Despite the well-intentioned purpose of the seven-city tour to encourage young people to vote on Tuesday, this was essentially a Beastie Boys concert. Not only had the legendary New York-bred hip-hop trio not performed in the Twin Cities since 1998, but the Beasties hadn't played in such a small venue in probably 15 years. And they didn't disappoint the eager 6,000 fans. They gave an invigorating performance of old-school hip-hop with a little punk, funk and jazz mixed in.

Despite having to contend with a sound system that muffled their vocals, the Beasties once again demonstrated their famously intricate verbal dexterity, with the three MCs seamlessly exchanging lines and rhymes. While sleepy MCA, 44, had less energy than Neil Diamond, Ad-Rock and Mike D, both 42, were as hyped as always.

Showing the kind of spontaneity rarely seen at a big-name hip-hop show, Ad-Rock and Mike D volleyed back and forth between songs. Mike kept talking about being in "Minne-ap-PEW-less" and Ad-Rock corrected not only the pronunciation but also the location -- St. Paul or Twin Cities. By contrast, their performances were spot-on, especially the syncopated "Root Down," the explosive sing-along "No Sleep Till Brooklyn," and the galvanizing punk slammer "Sabotage." Big props, too, to DJ Mixmaster Mike for keeping the beats fast, furious and funky.

Tenacious D, a comedy duo, opened the evening with 40 hilarious minutes of mock metal on acoustic guitars. Kyle Gass proved to be an accomplished guitarist and Jack Black, the famous "School of Rock" actor, asserted himself as a truly gifted vocalist, spirited comedian and skillful actor. Harper's 45 minutes of blues-rock was more assertive musically than vocally except when Tenacious D joined his band for a wonderfully playful treatment of the Queen/David Bowie hit "Under Pressure."

As for the politics of the evening, all three acts urged people to vote on Tuesday. There was a bit of anti-Bush rhetoric here and there. Tenacious D's Black talked about voting for "Your mama," and the Beasties' Mike D said that he had cast his absentee ballot for Barack Obama. The name John McCain was never uttered.

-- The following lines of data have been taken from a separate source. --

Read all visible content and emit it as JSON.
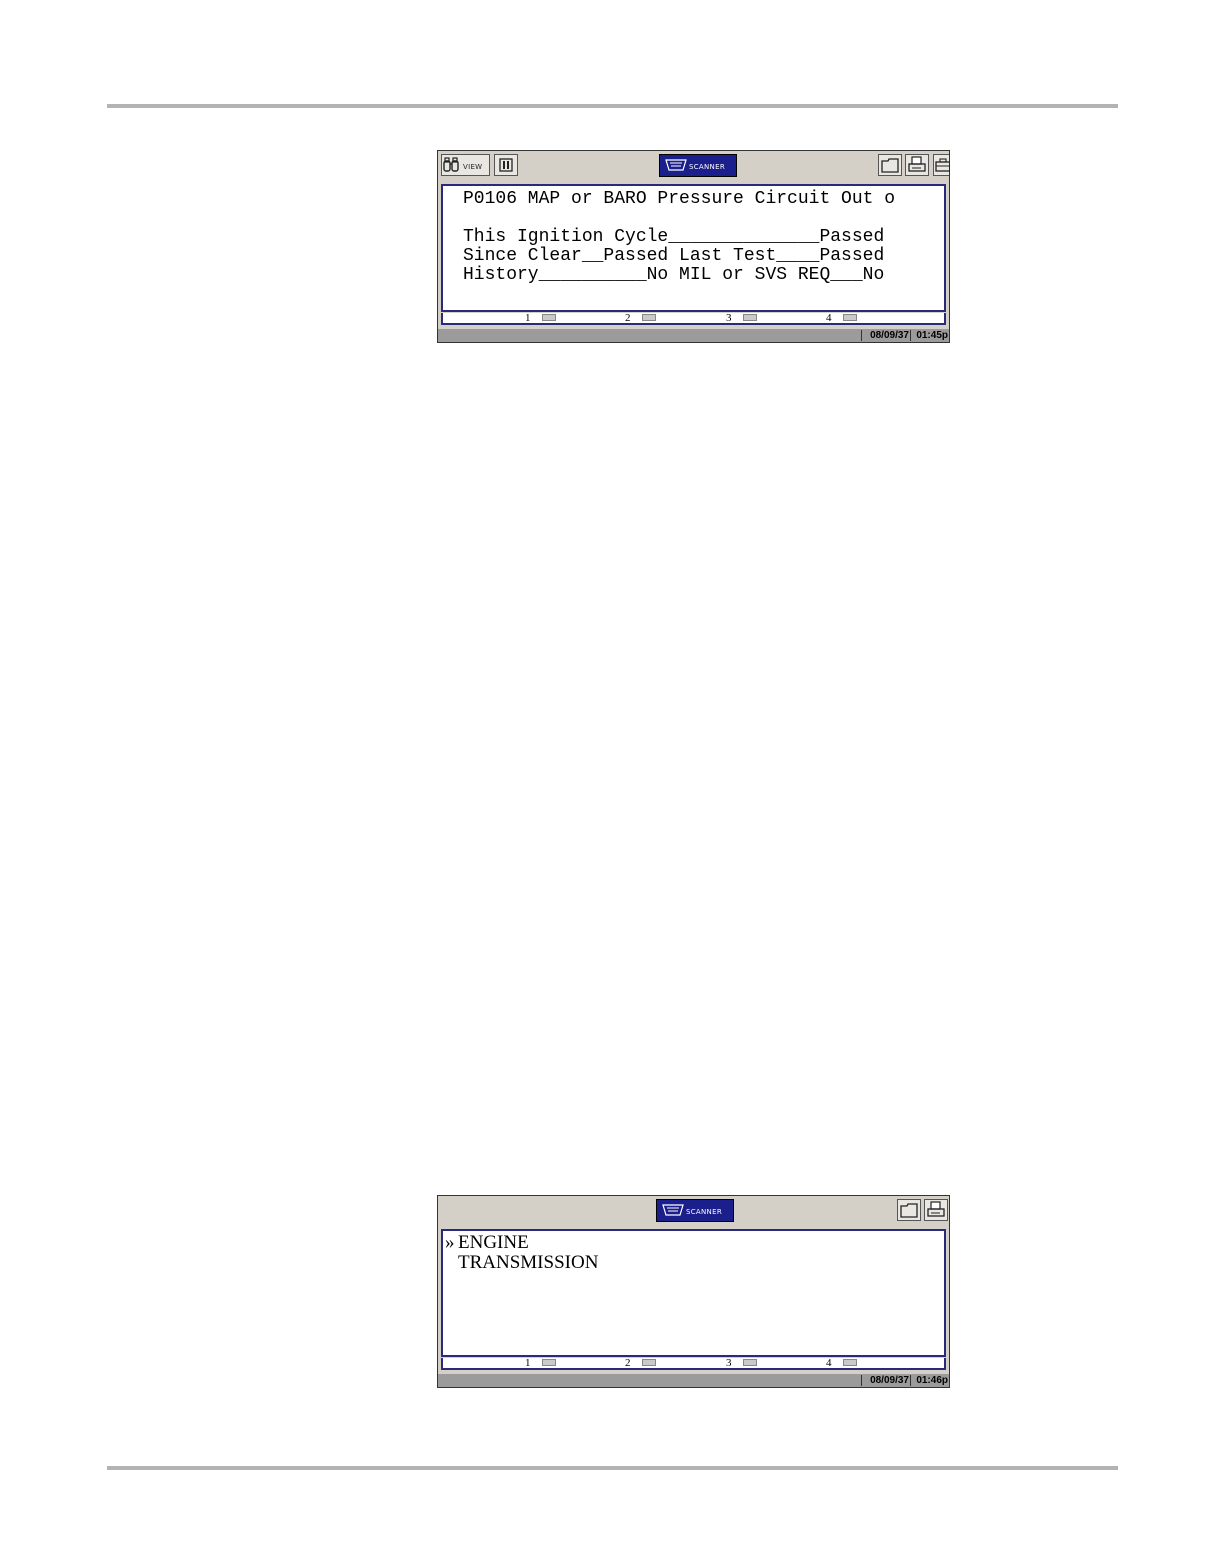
{
  "screen1": {
    "badge_label": "SCANNER",
    "view_label": "VIEW",
    "lines": [
      "P0106 MAP or BARO Pressure Circuit Out o",
      "This Ignition Cycle______________Passed",
      "Since Clear__Passed Last Test____Passed",
      "History__________No MIL or SVS REQ___No"
    ],
    "fkeys": [
      "1",
      "2",
      "3",
      "4"
    ],
    "date": "08/09/37",
    "time": "01:45p"
  },
  "screen2": {
    "badge_label": "SCANNER",
    "menu_pointer": "»",
    "menu": [
      "ENGINE",
      "TRANSMISSION"
    ],
    "fkeys": [
      "1",
      "2",
      "3",
      "4"
    ],
    "date": "08/09/37",
    "time": "01:46p"
  },
  "icons": {
    "view": "binoculars-icon",
    "pause": "pause-icon",
    "folder": "folder-icon",
    "print": "printer-icon",
    "toolbox": "toolbox-icon",
    "badge": "connector-icon"
  },
  "colors": {
    "badge_bg": "#1b1f8c",
    "screen_border": "#2a2a7a",
    "status_bg": "#9b9b9b"
  }
}
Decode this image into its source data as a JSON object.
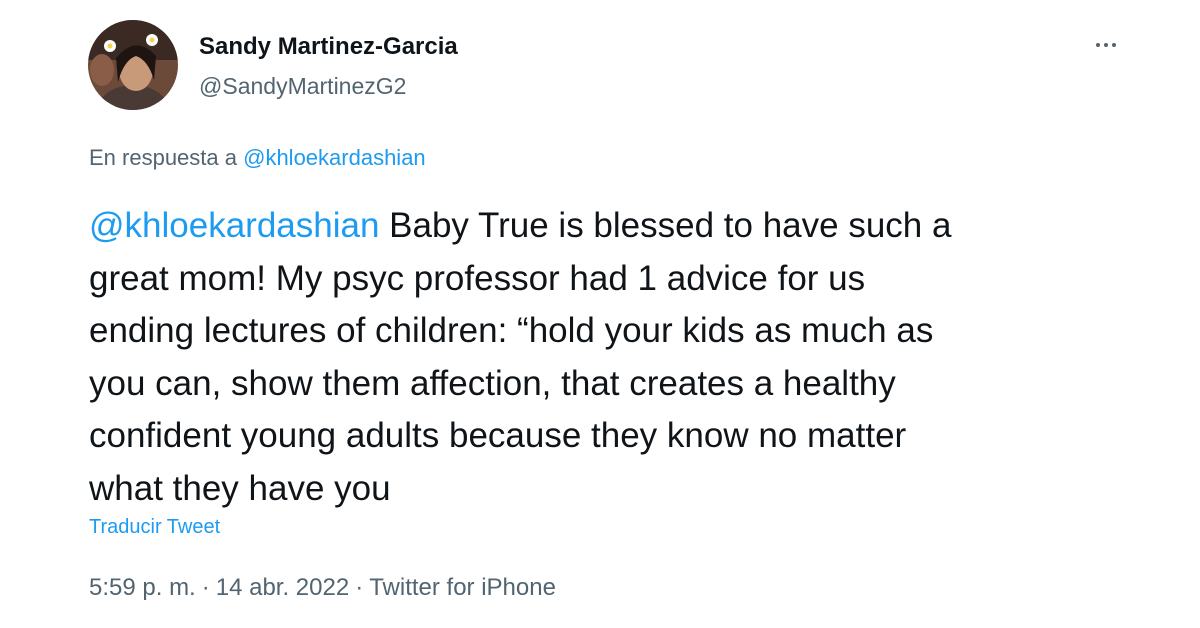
{
  "author": {
    "display_name": "Sandy Martinez-Garcia",
    "handle": "@SandyMartinezG2",
    "avatar_icon": "profile-photo"
  },
  "menu": {
    "icon": "more-options-icon"
  },
  "reply_context": {
    "prefix": "En respuesta a ",
    "mention": "@khloekardashian"
  },
  "tweet": {
    "mention": "@khloekardashian",
    "lines": [
      " Baby True is blessed to have such a",
      "great mom! My psyc professor had 1 advice for us",
      "ending lectures of children: “hold your kids as much as",
      "you can, show them affection, that creates a healthy",
      "confident young adults because they know no matter",
      "what they have you"
    ]
  },
  "translate_label": "Traducir Tweet",
  "meta": {
    "time": "5:59 p. m.",
    "separator": "·",
    "date": "14 abr. 2022",
    "source": "Twitter for iPhone"
  },
  "colors": {
    "link": "#1d9bf0",
    "secondary_text": "#536471",
    "primary_text": "#0f1419"
  }
}
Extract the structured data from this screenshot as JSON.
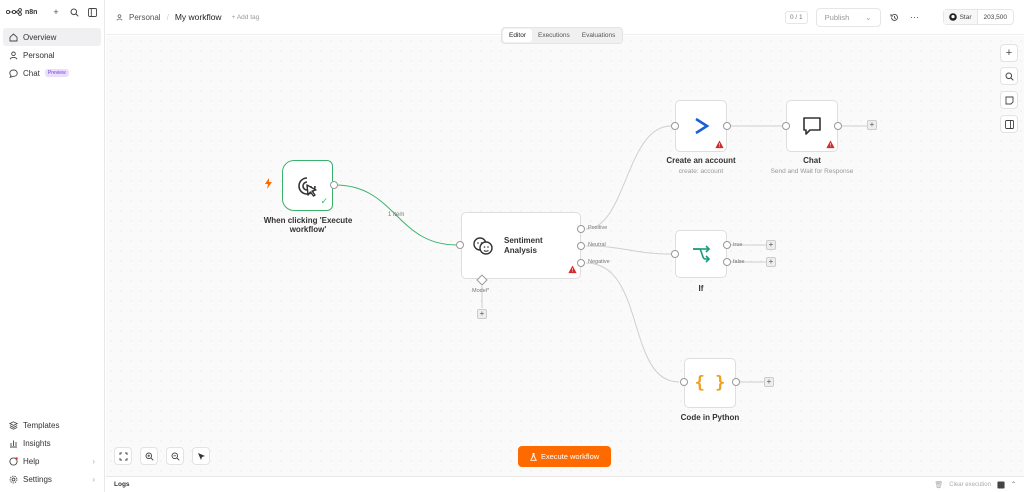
{
  "sidebar": {
    "logo": "n8n",
    "items": [
      {
        "label": "Overview"
      },
      {
        "label": "Personal"
      },
      {
        "label": "Chat",
        "badge": "Preview"
      }
    ],
    "bottom": [
      {
        "label": "Templates"
      },
      {
        "label": "Insights"
      },
      {
        "label": "Help"
      },
      {
        "label": "Settings"
      }
    ]
  },
  "header": {
    "project": "Personal",
    "workflow": "My workflow",
    "add_tag": "+ Add tag",
    "counter": "0 / 1",
    "publish": "Publish",
    "github_star": "Star",
    "github_count": "203,500"
  },
  "tabs": [
    "Editor",
    "Executions",
    "Evaluations"
  ],
  "nodes": {
    "trigger": {
      "title": "When clicking 'Execute",
      "title2": "workflow'"
    },
    "sentiment": {
      "title": "Sentiment",
      "title2": "Analysis",
      "model_label": "Model*",
      "outputs": [
        "Positive",
        "Neutral",
        "Negative"
      ]
    },
    "account": {
      "title": "Create an account",
      "subtitle": "create: account"
    },
    "chat": {
      "title": "Chat",
      "subtitle": "Send and Wait for Response"
    },
    "if": {
      "title": "If",
      "outputs": [
        "true",
        "false"
      ]
    },
    "code": {
      "title": "Code in Python"
    }
  },
  "edge_label": "1 item",
  "execute_button": "Execute workflow",
  "logs": {
    "title": "Logs",
    "clear": "Clear execution"
  },
  "colors": {
    "accent": "#ff6a00",
    "success": "#3bb26b",
    "warning": "#d42a2a"
  }
}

For set lists and fan comments, go to www.startribune.com/poplife. Jon Bream • 612-673-1719